Dataset rows describing interfaces:
______________________________
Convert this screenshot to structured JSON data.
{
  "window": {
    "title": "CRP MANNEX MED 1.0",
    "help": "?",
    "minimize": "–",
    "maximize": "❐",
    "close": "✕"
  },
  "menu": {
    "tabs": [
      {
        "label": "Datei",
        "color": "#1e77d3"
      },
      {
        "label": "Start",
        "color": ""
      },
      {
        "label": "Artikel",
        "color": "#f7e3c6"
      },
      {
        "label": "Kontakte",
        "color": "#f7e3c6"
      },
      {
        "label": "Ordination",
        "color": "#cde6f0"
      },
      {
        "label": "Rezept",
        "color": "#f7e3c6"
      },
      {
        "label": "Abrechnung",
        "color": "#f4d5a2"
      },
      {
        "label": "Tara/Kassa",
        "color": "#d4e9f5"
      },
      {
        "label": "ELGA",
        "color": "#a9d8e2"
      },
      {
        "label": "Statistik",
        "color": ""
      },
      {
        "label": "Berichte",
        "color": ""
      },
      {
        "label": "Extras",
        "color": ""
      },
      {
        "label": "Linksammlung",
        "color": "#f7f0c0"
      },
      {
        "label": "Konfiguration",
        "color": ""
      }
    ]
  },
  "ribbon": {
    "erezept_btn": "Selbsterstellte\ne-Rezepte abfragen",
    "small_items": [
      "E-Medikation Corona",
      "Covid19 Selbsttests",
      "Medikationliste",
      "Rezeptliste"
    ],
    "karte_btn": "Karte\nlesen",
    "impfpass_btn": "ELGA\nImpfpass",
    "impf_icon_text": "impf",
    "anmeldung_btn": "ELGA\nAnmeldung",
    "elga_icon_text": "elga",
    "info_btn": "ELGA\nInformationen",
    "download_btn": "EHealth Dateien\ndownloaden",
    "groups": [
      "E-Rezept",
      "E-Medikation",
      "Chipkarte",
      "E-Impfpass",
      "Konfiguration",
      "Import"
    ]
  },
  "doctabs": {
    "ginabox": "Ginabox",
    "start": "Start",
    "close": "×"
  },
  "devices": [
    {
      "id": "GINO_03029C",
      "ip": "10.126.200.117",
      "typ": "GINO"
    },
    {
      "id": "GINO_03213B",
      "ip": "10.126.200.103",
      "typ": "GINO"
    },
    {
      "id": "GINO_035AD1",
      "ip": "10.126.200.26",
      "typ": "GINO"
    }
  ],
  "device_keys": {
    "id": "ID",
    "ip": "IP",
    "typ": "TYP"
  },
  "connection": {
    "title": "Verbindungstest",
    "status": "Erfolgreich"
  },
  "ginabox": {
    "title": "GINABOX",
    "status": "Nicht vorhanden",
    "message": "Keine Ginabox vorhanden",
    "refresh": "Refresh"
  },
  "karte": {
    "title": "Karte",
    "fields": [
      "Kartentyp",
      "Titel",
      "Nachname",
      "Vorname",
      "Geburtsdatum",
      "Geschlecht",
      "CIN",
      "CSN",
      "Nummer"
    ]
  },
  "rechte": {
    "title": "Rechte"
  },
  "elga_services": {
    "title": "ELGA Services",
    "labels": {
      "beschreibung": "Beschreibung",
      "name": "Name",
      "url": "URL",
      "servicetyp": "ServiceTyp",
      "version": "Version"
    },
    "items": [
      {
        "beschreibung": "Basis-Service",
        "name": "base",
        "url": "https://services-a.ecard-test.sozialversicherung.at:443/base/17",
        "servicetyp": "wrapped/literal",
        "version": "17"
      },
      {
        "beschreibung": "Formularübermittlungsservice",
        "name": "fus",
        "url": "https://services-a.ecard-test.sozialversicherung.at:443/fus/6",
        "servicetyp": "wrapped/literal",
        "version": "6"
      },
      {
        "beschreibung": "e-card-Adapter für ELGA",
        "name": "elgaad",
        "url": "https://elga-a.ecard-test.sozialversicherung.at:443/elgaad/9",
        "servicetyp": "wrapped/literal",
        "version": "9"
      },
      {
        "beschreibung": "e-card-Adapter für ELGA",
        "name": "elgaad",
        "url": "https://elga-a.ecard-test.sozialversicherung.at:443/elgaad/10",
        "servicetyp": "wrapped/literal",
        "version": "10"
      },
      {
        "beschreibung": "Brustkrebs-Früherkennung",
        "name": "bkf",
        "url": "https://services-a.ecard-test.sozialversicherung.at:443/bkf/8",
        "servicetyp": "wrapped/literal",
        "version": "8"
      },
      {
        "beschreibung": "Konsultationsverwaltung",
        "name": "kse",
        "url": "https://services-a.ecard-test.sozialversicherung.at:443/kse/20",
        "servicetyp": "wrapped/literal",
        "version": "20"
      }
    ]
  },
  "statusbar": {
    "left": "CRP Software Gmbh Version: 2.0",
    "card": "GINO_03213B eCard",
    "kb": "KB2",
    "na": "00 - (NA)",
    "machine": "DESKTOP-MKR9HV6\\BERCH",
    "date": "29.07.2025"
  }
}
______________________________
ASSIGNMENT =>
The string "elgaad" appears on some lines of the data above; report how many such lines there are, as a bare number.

SOLUTION =>
4